DEEPER DIVE: Bay Journal 



I recently shared the good news with a colleague that we’d been awarded a Ford Foundation grant to expand The Climate Daily podcast into a longer format version, and she said to me, “You’ve got to meet my friend Monica Jahan Bose. She’s doing big things with Bangladeshi women severely impacted by climate change.”

Monica Jahan Bose is an attorney/artist/activist. Of the many things worth getting to know about Monica, it’s worth noting her service on the board of Samhati, (Solidarity in Bengali)  a US-based Bangladeshi women’s organization that creates small projects focused on ecology and literacy to empower poor women in Bangladesh. It currently runs the Samhati Katakhali Project.

Katakhali is a small island, 25 miles long but only two miles wide. Since 2000, it’s been repeatedly rocked by cyclones (what hurricanes are called in the Southern Hemisphere) and sea level rise.
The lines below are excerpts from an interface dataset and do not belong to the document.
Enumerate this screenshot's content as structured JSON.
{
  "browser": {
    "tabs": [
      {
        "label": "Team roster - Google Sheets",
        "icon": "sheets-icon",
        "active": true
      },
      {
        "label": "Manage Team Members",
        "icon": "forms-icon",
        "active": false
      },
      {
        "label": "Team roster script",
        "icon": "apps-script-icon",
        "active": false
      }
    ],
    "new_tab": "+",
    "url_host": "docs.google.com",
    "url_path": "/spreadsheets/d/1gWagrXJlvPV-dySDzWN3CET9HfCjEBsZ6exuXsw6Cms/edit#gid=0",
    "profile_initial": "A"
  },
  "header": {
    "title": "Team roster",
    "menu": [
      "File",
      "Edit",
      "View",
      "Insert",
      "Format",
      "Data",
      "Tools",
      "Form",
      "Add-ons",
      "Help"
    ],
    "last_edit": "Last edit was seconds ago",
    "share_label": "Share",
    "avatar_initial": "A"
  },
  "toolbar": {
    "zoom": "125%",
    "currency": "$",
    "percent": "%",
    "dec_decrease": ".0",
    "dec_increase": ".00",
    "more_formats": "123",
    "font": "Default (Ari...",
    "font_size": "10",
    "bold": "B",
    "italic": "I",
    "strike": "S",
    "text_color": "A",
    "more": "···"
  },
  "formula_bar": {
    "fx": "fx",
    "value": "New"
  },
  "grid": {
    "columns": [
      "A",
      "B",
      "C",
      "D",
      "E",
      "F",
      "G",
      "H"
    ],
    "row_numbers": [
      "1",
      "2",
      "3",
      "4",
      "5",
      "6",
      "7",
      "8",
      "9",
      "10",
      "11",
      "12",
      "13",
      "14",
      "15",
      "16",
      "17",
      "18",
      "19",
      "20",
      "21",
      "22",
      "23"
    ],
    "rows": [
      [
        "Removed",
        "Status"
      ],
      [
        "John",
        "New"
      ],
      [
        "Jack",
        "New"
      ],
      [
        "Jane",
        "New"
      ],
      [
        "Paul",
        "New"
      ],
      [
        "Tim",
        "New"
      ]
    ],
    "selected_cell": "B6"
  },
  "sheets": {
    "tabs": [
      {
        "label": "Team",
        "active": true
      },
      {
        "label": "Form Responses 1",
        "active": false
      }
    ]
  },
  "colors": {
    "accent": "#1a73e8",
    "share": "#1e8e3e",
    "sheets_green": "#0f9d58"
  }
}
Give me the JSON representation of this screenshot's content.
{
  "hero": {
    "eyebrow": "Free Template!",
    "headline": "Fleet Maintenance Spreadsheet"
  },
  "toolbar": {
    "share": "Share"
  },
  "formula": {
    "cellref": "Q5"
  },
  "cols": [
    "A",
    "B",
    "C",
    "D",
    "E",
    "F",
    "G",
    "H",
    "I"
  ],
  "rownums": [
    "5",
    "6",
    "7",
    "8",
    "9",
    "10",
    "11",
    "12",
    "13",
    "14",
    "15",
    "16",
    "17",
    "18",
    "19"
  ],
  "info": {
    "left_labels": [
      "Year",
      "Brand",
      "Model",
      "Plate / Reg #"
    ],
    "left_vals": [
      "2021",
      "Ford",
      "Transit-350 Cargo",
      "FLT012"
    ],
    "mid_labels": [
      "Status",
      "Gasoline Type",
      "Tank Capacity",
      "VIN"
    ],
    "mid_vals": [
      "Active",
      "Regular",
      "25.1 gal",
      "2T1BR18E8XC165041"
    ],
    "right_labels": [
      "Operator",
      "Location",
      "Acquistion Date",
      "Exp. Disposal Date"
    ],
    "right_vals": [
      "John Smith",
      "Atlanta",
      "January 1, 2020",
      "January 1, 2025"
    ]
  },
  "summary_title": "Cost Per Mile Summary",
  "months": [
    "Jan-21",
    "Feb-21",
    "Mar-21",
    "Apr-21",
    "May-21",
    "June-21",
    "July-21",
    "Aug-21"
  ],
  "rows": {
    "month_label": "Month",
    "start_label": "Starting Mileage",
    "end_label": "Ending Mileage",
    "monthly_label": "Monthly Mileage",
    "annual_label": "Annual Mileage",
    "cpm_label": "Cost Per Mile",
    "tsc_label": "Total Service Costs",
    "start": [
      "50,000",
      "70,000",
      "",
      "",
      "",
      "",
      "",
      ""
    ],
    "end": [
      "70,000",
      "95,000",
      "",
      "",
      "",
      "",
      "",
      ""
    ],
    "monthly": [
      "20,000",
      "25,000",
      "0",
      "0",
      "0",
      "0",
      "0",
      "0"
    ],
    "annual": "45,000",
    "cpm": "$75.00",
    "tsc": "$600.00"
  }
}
These two have salinated the soil and reduced the availability of fish in the ocean and adjacent rivers.  

The Katakhali Project teaches Bangladeshi women on the island village of Katakhali literacy and hands-on skills like climate change adaptation farming, fishing and resilience skills.

Why the the Samhati Katakhali project matters to us are the valuable lessons gleaned from the women of Katakhali’s body of experience stemming from the application of climate change adaptation techniques taught in project’s farming and fish-cultivation classes. The failures and successes learned by the Katakhali women in getting to improved health of the villagers and their adaptation to food diversification is data worth disseminating around the globe. After all, coastal and island lowlands around the world all will be equally impacted by sea level rise and storm-related flooding.

DEEPER DIVE: Storytelling with Saris



Let me introduce you to a company in Westbrook, Maine developing a new series of projects to build multistory vertical farming inside of affordable housing developments. The company is Vertical Harvest. Founded in 2016, Vertical Harvest confronts three challenges: 80% of arable land is in use worldwide, food travels up to 2,500 miles before reaching customers and 95% of leafy greens come from California and Arizona. The company’s mission is produce free, local food year-round, while providing jobs in underserved populations.

Reported by Fast Company, the hydroponic farms built by Vertical Harvest use 90% less land, 90% less water and 95% less fuel than traditional farming. In an interview with Fast Company, CEO of Vertical Harvest Nona Yehia said, “by creating a large-scale farm in a food desert we are creating a large source of healthy, locally grown food 365 days a year.” Following the project in Westbrook, Maine, similar developments will break ground in Chicago and Philadelphia.

DEEPER DIVE: Fast Company, Vertical Harvest